> ACTIVITY: All entries need to be written out verbatim, with pictures omitted.

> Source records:
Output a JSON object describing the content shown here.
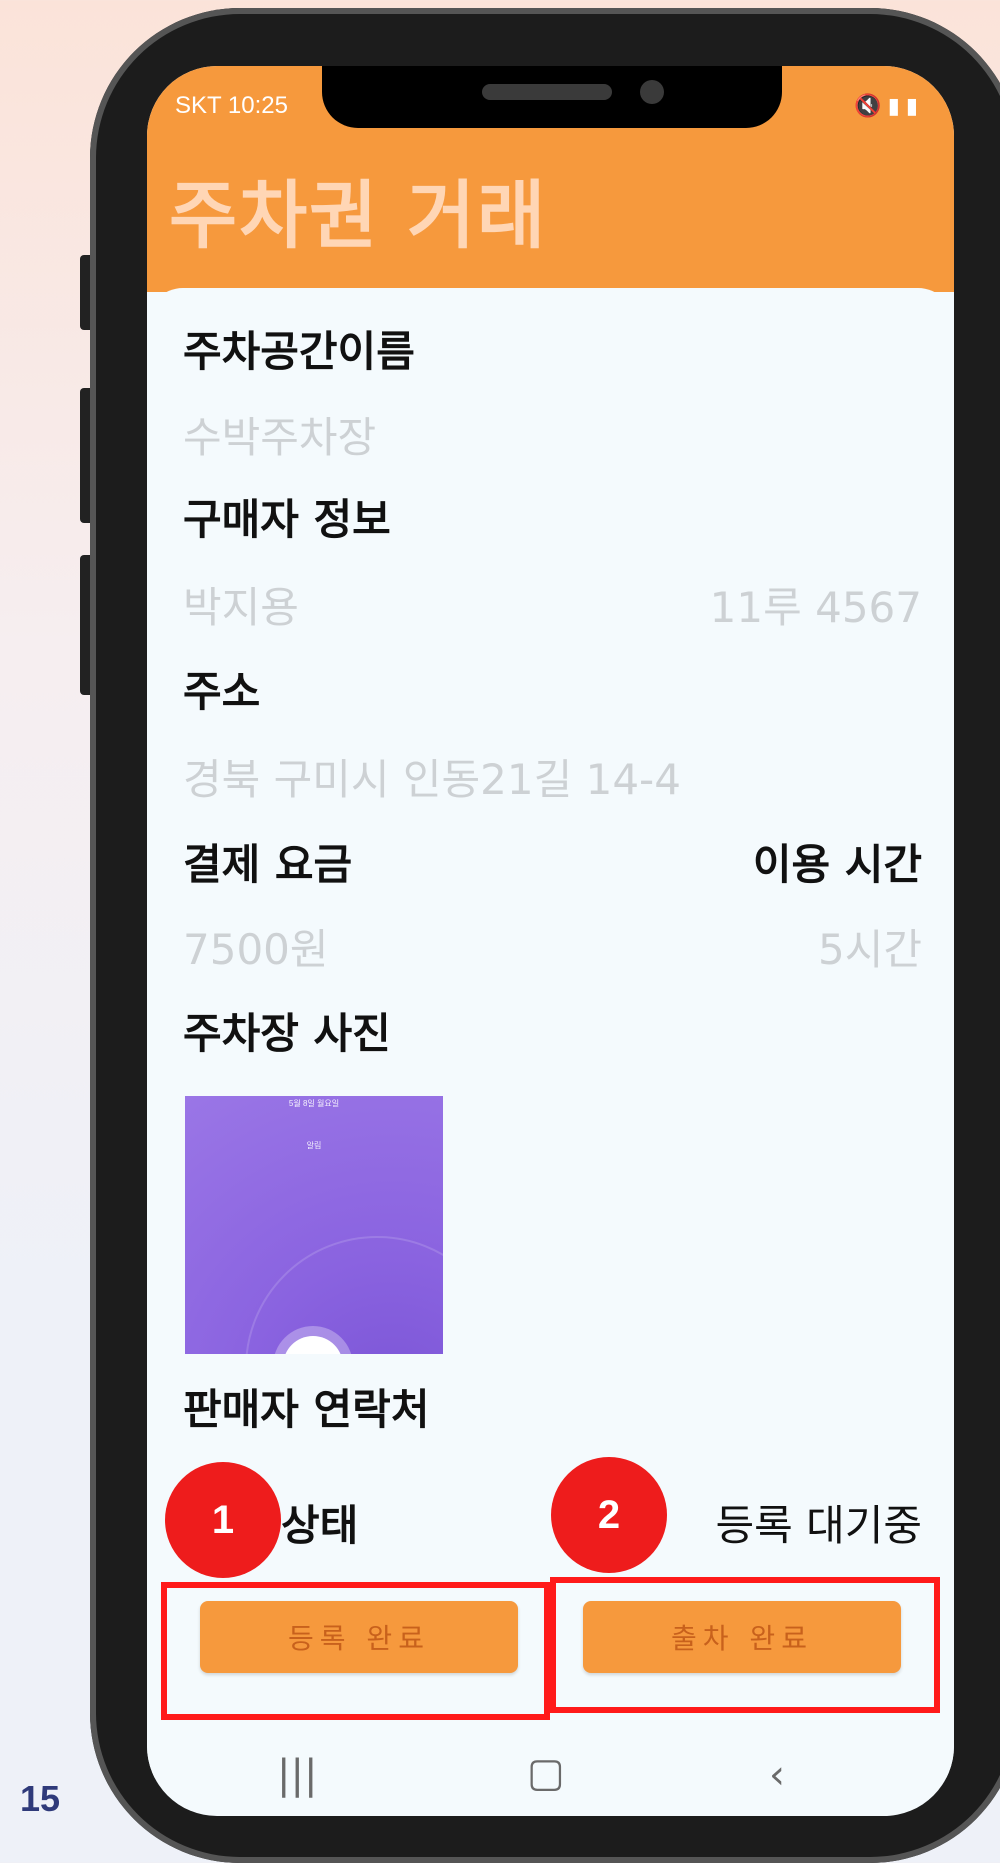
{
  "page_number": "15",
  "status_bar": {
    "carrier_time": "SKT 10:25",
    "icons": [
      "mute-icon",
      "5g-icon",
      "signal-icon",
      "battery-icon"
    ]
  },
  "header": {
    "title": "주차권 거래"
  },
  "details": {
    "space_name_label": "주차공간이름",
    "space_name_value": "수박주차장",
    "buyer_label": "구매자 정보",
    "buyer_name": "박지용",
    "buyer_plate": "11루 4567",
    "address_label": "주소",
    "address_value": "경북 구미시 인동21길 14-4",
    "fee_label": "결제 요금",
    "fee_value": "7500원",
    "duration_label": "이용 시간",
    "duration_value": "5시간",
    "photo_label": "주차장 사진",
    "photo_text_top": "5월 8일 월요일",
    "photo_text_mid": "알림",
    "seller_contact_label": "판매자 연락처",
    "status_label": "상태",
    "status_value": "등록 대기중"
  },
  "buttons": {
    "register_done": "등록 완료",
    "exit_done": "출차 완료"
  },
  "annotations": {
    "badge_1": "1",
    "badge_2": "2",
    "highlight_color": "#ff1a1a"
  },
  "colors": {
    "accent": "#f6993d",
    "title_text": "#ffd6b5",
    "muted_value": "#cdd1d4"
  }
}
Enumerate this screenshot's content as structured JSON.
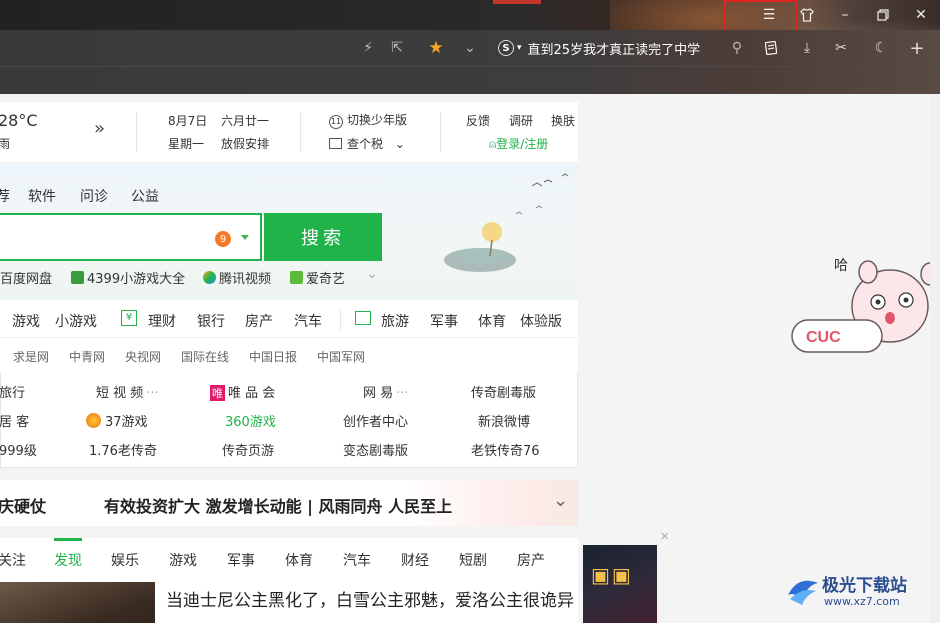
{
  "toolbar": {
    "news_ticker": "直到25岁我才真正读完了中学",
    "s_badge": "S"
  },
  "weather": {
    "temperature": "28°C",
    "condition": "雨"
  },
  "date": {
    "solar": "8月7日",
    "lunar": "六月廿一",
    "weekday": "星期一",
    "holiday": "放假安排"
  },
  "tools": {
    "youth_mode": "切换少年版",
    "tax": "查个税"
  },
  "user_links": {
    "feedback": "反馈",
    "survey": "调研",
    "skin": "换肤",
    "login": "登录/注册"
  },
  "search": {
    "tabs": [
      "软件",
      "问诊",
      "公益"
    ],
    "tab_prefix": "荐",
    "badge": "9",
    "button": "搜索",
    "quick_links": [
      "百度网盘",
      "4399小游戏大全",
      "腾讯视频",
      "爱奇艺"
    ]
  },
  "nav": {
    "row1": [
      "游戏",
      "小游戏",
      "理财",
      "银行",
      "房产",
      "汽车",
      "旅游",
      "军事",
      "体育",
      "体验版"
    ],
    "row2": [
      "求是网",
      "中青网",
      "央视网",
      "国际在线",
      "中国日报",
      "中国军网"
    ]
  },
  "link_grid": {
    "row1": [
      "旅行",
      "短 视 频",
      "唯 品 会",
      "网 易",
      "传奇剧毒版"
    ],
    "row2": [
      "居 客",
      "37游戏",
      "360游戏",
      "创作者中心",
      "新浪微博"
    ],
    "row3": [
      "999级",
      "1.76老传奇",
      "传奇页游",
      "变态剧毒版",
      "老铁传奇76"
    ],
    "highlight_color": "#1fb349"
  },
  "headline": {
    "left": "庆硬仗",
    "main": "有效投资扩大 激发增长动能 | 风雨同舟 人民至上"
  },
  "feed": {
    "tabs": [
      "关注",
      "发现",
      "娱乐",
      "游戏",
      "军事",
      "体育",
      "汽车",
      "财经",
      "短剧",
      "房产"
    ],
    "active_tab": "发现",
    "article_title": "当迪士尼公主黑化了，白雪公主邪魅，爱洛公主很诡异"
  },
  "mascot": {
    "text_top": "哈",
    "text_label": "CUC"
  },
  "watermark": {
    "brand": "极光下载站",
    "url": "www.xz7.com"
  },
  "colors": {
    "accent_green": "#1fb349",
    "highlight_red": "#e0231f",
    "star_orange": "#f5a623"
  }
}
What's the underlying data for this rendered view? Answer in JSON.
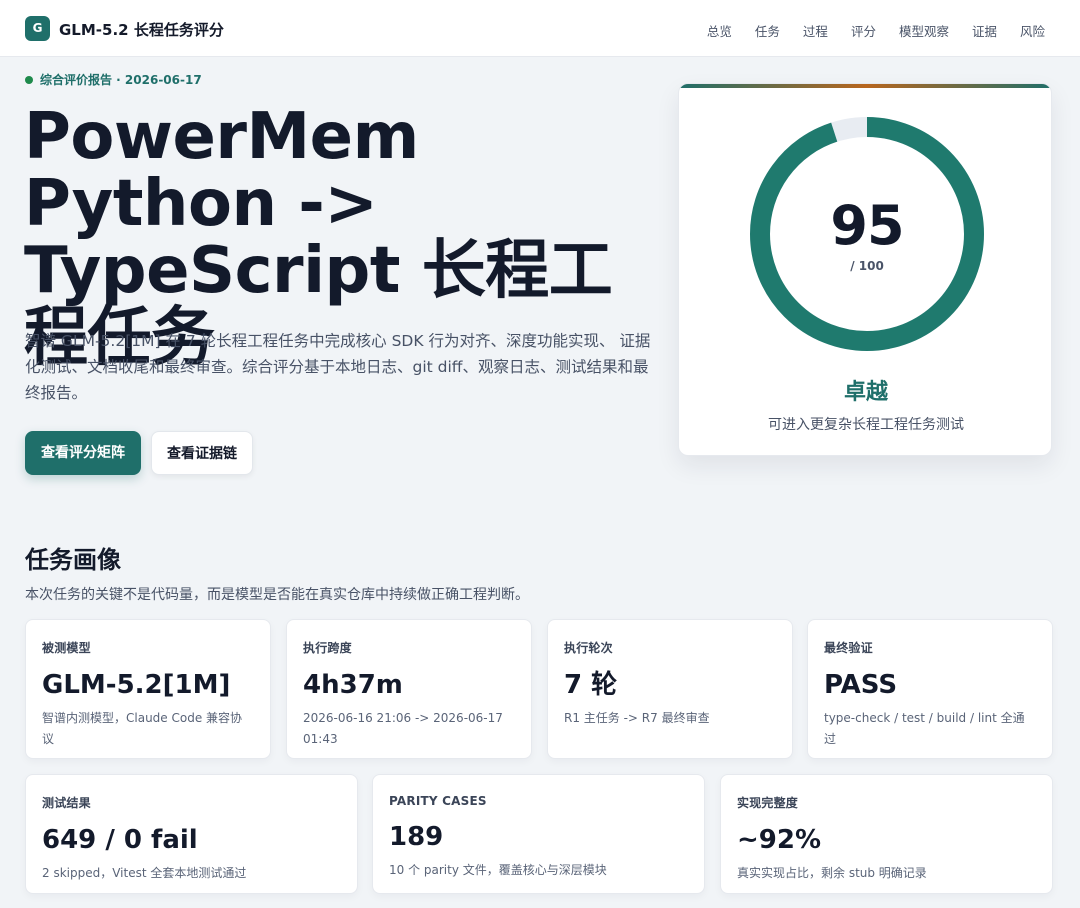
{
  "header": {
    "logo_letter": "G",
    "brand": "GLM-5.2 长程任务评分",
    "nav": [
      "总览",
      "任务",
      "过程",
      "评分",
      "模型观察",
      "证据",
      "风险"
    ]
  },
  "hero": {
    "eyebrow": "综合评价报告 · 2026-06-17",
    "title": "PowerMem Python -> TypeScript 长程工程任务",
    "description": "智谱 GLM-5.2[1M] 在 7 轮长程工程任务中完成核心 SDK 行为对齐、深度功能实现、 证据化测试、文档收尾和最终审查。综合评分基于本地日志、git diff、观察日志、测试结果和最终报告。",
    "primary_button": "查看评分矩阵",
    "secondary_button": "查看证据链"
  },
  "score": {
    "value": "95",
    "denominator": "/ 100",
    "fraction": 0.95,
    "grade": "卓越",
    "grade_desc": "可进入更复杂长程工程任务测试",
    "ring_color": "#1f7a6e",
    "track_color": "#e8ecf2"
  },
  "portrait": {
    "title": "任务画像",
    "subtitle": "本次任务的关键不是代码量，而是模型是否能在真实仓库中持续做正确工程判断。",
    "row1": [
      {
        "label": "被测模型",
        "value": "GLM-5.2[1M]",
        "note": "智谱内测模型，Claude Code 兼容协议"
      },
      {
        "label": "执行跨度",
        "value": "4h37m",
        "note": "2026-06-16 21:06 -> 2026-06-17 01:43"
      },
      {
        "label": "执行轮次",
        "value": "7 轮",
        "note": "R1 主任务 -> R7 最终审查"
      },
      {
        "label": "最终验证",
        "value": "PASS",
        "note": "type-check / test / build / lint 全通过"
      }
    ],
    "row2": [
      {
        "label": "测试结果",
        "value": "649 / 0 fail",
        "note": "2 skipped，Vitest 全套本地测试通过"
      },
      {
        "label": "PARITY CASES",
        "value": "189",
        "note": "10 个 parity 文件，覆盖核心与深层模块"
      },
      {
        "label": "实现完整度",
        "value": "~92%",
        "note": "真实实现占比，剩余 stub 明确记录"
      }
    ]
  }
}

> SOLUTION TO THE EXERCISE:
Output a JSON object describing the content shown here.
{
  "page_number": "15",
  "status_bar": {
    "carrier_time": "SKT 10:25",
    "icons": [
      "mute-icon",
      "5g-icon",
      "signal-icon",
      "battery-icon"
    ]
  },
  "header": {
    "title": "주차권 거래"
  },
  "details": {
    "space_name_label": "주차공간이름",
    "space_name_value": "수박주차장",
    "buyer_label": "구매자 정보",
    "buyer_name": "박지용",
    "buyer_plate": "11루 4567",
    "address_label": "주소",
    "address_value": "경북 구미시 인동21길 14-4",
    "fee_label": "결제 요금",
    "fee_value": "7500원",
    "duration_label": "이용 시간",
    "duration_value": "5시간",
    "photo_label": "주차장 사진",
    "photo_text_top": "5월 8일 월요일",
    "photo_text_mid": "알림",
    "seller_contact_label": "판매자 연락처",
    "status_label": "상태",
    "status_value": "등록 대기중"
  },
  "buttons": {
    "register_done": "등록 완료",
    "exit_done": "출차 완료"
  },
  "annotations": {
    "badge_1": "1",
    "badge_2": "2",
    "highlight_color": "#ff1a1a"
  },
  "colors": {
    "accent": "#f6993d",
    "title_text": "#ffd6b5",
    "muted_value": "#cdd1d4"
  }
}
Enumerate this screenshot's content as structured JSON.
{
  "toolbar": {
    "news_ticker": "直到25岁我才真正读完了中学",
    "s_badge": "S"
  },
  "weather": {
    "temperature": "28°C",
    "condition": "雨"
  },
  "date": {
    "solar": "8月7日",
    "lunar": "六月廿一",
    "weekday": "星期一",
    "holiday": "放假安排"
  },
  "tools": {
    "youth_mode": "切换少年版",
    "tax": "查个税"
  },
  "user_links": {
    "feedback": "反馈",
    "survey": "调研",
    "skin": "换肤",
    "login": "登录/注册"
  },
  "search": {
    "tabs": [
      "软件",
      "问诊",
      "公益"
    ],
    "tab_prefix": "荐",
    "badge": "9",
    "button": "搜索",
    "quick_links": [
      "百度网盘",
      "4399小游戏大全",
      "腾讯视频",
      "爱奇艺"
    ]
  },
  "nav": {
    "row1": [
      "游戏",
      "小游戏",
      "理财",
      "银行",
      "房产",
      "汽车",
      "旅游",
      "军事",
      "体育",
      "体验版"
    ],
    "row2": [
      "求是网",
      "中青网",
      "央视网",
      "国际在线",
      "中国日报",
      "中国军网"
    ]
  },
  "link_grid": {
    "row1": [
      "旅行",
      "短 视 频",
      "唯 品 会",
      "网 易",
      "传奇剧毒版"
    ],
    "row2": [
      "居 客",
      "37游戏",
      "360游戏",
      "创作者中心",
      "新浪微博"
    ],
    "row3": [
      "999级",
      "1.76老传奇",
      "传奇页游",
      "变态剧毒版",
      "老铁传奇76"
    ],
    "highlight_color": "#1fb349"
  },
  "headline": {
    "left": "庆硬仗",
    "main": "有效投资扩大 激发增长动能 | 风雨同舟 人民至上"
  },
  "feed": {
    "tabs": [
      "关注",
      "发现",
      "娱乐",
      "游戏",
      "军事",
      "体育",
      "汽车",
      "财经",
      "短剧",
      "房产"
    ],
    "active_tab": "发现",
    "article_title": "当迪士尼公主黑化了，白雪公主邪魅，爱洛公主很诡异"
  },
  "mascot": {
    "text_top": "哈",
    "text_label": "CUC"
  },
  "watermark": {
    "brand": "极光下载站",
    "url": "www.xz7.com"
  },
  "colors": {
    "accent_green": "#1fb349",
    "highlight_red": "#e0231f",
    "star_orange": "#f5a623"
  }
}
What's the underlying data for this rendered view? Answer in JSON.
{
  "header": {
    "logo_letter": "G",
    "brand": "GLM-5.2 长程任务评分",
    "nav": [
      "总览",
      "任务",
      "过程",
      "评分",
      "模型观察",
      "证据",
      "风险"
    ]
  },
  "hero": {
    "eyebrow": "综合评价报告 · 2026-06-17",
    "title": "PowerMem Python -> TypeScript 长程工程任务",
    "description": "智谱 GLM-5.2[1M] 在 7 轮长程工程任务中完成核心 SDK 行为对齐、深度功能实现、 证据化测试、文档收尾和最终审查。综合评分基于本地日志、git diff、观察日志、测试结果和最终报告。",
    "primary_button": "查看评分矩阵",
    "secondary_button": "查看证据链"
  },
  "score": {
    "value": "95",
    "denominator": "/ 100",
    "fraction": 0.95,
    "grade": "卓越",
    "grade_desc": "可进入更复杂长程工程任务测试",
    "ring_color": "#1f7a6e",
    "track_color": "#e8ecf2"
  },
  "portrait": {
    "title": "任务画像",
    "subtitle": "本次任务的关键不是代码量，而是模型是否能在真实仓库中持续做正确工程判断。",
    "row1": [
      {
        "label": "被测模型",
        "value": "GLM-5.2[1M]",
        "note": "智谱内测模型，Claude Code 兼容协议"
      },
      {
        "label": "执行跨度",
        "value": "4h37m",
        "note": "2026-06-16 21:06 -> 2026-06-17 01:43"
      },
      {
        "label": "执行轮次",
        "value": "7 轮",
        "note": "R1 主任务 -> R7 最终审查"
      },
      {
        "label": "最终验证",
        "value": "PASS",
        "note": "type-check / test / build / lint 全通过"
      }
    ],
    "row2": [
      {
        "label": "测试结果",
        "value": "649 / 0 fail",
        "note": "2 skipped，Vitest 全套本地测试通过"
      },
      {
        "label": "PARITY CASES",
        "value": "189",
        "note": "10 个 parity 文件，覆盖核心与深层模块"
      },
      {
        "label": "实现完整度",
        "value": "~92%",
        "note": "真实实现占比，剩余 stub 明确记录"
      }
    ]
  }
}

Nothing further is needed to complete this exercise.